The tour commenced at the Automated Vehicle Symposium in San Francisco, the largest dedicated automated vehicles meeting in the world. This provided AARC with the opportunity to enquire into progress in the industry, connect with professionals involved in the automated vehicle market and to look to develop longer term collaboration opportunities with key sector players.

Next was a visit to M-City, University of Michigan, the world’s first purpose-built outdoor testing laboratory for driverless vehicles. Here AARC were able to gain further knowledge on how to advance innovative technology testing in Australia. The tour group were also able to experience futuristic technology first hand, with a ride around the facility in an autonomous and electric NAVYA shuttle.
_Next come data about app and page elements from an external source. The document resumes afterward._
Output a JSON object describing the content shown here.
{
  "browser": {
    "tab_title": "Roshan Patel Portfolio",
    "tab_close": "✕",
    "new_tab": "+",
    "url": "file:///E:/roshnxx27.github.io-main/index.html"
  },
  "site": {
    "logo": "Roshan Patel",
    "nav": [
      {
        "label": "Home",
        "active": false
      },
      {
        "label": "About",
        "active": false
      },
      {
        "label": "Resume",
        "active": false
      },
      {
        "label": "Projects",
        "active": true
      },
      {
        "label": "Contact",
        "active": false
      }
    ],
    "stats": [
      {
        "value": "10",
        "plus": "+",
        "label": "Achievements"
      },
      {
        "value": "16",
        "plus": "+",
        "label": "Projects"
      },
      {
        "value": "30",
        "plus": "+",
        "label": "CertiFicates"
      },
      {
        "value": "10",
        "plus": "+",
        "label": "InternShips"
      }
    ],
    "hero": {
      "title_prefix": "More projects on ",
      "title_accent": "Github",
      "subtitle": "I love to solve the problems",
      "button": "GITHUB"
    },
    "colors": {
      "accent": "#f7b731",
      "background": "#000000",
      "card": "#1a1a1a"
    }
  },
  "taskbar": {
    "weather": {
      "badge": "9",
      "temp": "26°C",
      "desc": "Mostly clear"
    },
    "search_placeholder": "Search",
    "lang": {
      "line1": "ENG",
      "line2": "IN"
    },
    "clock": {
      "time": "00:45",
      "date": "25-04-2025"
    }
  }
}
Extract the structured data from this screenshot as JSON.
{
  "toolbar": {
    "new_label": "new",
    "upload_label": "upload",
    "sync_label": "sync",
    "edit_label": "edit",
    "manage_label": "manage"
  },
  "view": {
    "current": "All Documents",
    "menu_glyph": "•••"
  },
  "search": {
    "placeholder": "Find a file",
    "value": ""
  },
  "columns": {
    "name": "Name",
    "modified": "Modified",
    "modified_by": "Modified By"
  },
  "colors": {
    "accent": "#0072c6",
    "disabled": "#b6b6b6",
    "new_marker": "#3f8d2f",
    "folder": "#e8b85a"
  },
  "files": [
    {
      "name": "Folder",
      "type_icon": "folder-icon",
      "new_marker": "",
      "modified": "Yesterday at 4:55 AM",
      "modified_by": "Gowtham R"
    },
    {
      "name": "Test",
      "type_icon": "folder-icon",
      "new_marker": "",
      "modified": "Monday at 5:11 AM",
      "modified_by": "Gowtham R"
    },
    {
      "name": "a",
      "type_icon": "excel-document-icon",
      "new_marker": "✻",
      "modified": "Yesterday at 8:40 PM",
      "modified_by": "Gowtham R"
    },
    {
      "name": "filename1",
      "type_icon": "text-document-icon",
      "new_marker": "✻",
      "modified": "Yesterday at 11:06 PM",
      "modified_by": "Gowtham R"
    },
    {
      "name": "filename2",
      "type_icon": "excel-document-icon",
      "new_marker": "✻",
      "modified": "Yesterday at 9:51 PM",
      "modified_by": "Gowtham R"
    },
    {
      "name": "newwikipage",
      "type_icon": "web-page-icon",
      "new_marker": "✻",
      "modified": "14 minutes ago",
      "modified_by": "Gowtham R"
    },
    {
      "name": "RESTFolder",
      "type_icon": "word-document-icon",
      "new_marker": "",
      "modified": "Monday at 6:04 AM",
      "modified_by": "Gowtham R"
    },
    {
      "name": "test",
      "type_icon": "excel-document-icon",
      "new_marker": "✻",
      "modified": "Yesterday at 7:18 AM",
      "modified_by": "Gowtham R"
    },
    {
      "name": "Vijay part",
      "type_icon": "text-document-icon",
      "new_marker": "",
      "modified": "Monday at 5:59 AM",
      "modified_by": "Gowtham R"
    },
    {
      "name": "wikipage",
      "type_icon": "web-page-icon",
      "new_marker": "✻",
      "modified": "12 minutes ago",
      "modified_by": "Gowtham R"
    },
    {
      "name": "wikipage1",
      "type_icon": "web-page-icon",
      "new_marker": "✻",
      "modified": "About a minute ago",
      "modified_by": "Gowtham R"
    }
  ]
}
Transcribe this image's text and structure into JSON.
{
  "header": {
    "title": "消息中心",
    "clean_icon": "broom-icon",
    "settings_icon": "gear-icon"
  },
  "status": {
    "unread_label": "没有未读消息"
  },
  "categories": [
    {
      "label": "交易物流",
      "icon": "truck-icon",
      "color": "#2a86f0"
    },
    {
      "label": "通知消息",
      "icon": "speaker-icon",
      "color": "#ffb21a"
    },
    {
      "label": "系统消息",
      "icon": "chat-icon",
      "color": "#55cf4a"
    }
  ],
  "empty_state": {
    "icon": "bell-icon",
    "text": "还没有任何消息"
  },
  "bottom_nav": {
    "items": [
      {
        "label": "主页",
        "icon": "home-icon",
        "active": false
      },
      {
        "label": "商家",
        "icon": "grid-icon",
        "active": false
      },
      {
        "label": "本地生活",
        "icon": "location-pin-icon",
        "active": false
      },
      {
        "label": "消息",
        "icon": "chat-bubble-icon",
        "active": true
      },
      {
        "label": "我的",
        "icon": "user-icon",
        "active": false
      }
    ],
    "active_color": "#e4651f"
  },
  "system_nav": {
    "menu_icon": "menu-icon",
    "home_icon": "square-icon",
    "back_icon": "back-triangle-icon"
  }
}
The final leg of the tour saw AARC receive the opportunity to engage with colleagues of our tenant Bosch, with a visit to Bosch USA Flat Rock Michigan Proving Ground. Discussions covered future plans for both proving grounds and how to meet and facilitate new technological developments.

In addition, AARC executives travelled to the American Centre for Mobility, a federally designated proving ground for automated vehicle testing, along with Tesla’s manufacturing plant in California, to learn more about supporting the advancement of electric vehicles.

AARC intends to be an active player in the development of unmanned autonomous vehicles and believe the proving grounds’ facilities, replicating nearly all conditions in Australia, provide the ideal test bed for these innovations to be securely developed. Existing facilities include a 4.2km highway circuit, gradient sections replicating typical Australian country roads, second class surfaces, Australian Design Rules circuit, low mu ceramic and basalt tiles and park brake facilities, to name a few. With 1000 hectares of land, there is also plenty of opportunity for construction of facilities designed specifically for testing and validating autonomous vehicles, comparable with those in the US.

The AARC team are looking forward to engaging with vehicle and component manufacturers throughout the Asia Pacific region, as well as the university sector, to support the development of autonomous innovations that experts predict will dramatically improve safety and efficiency.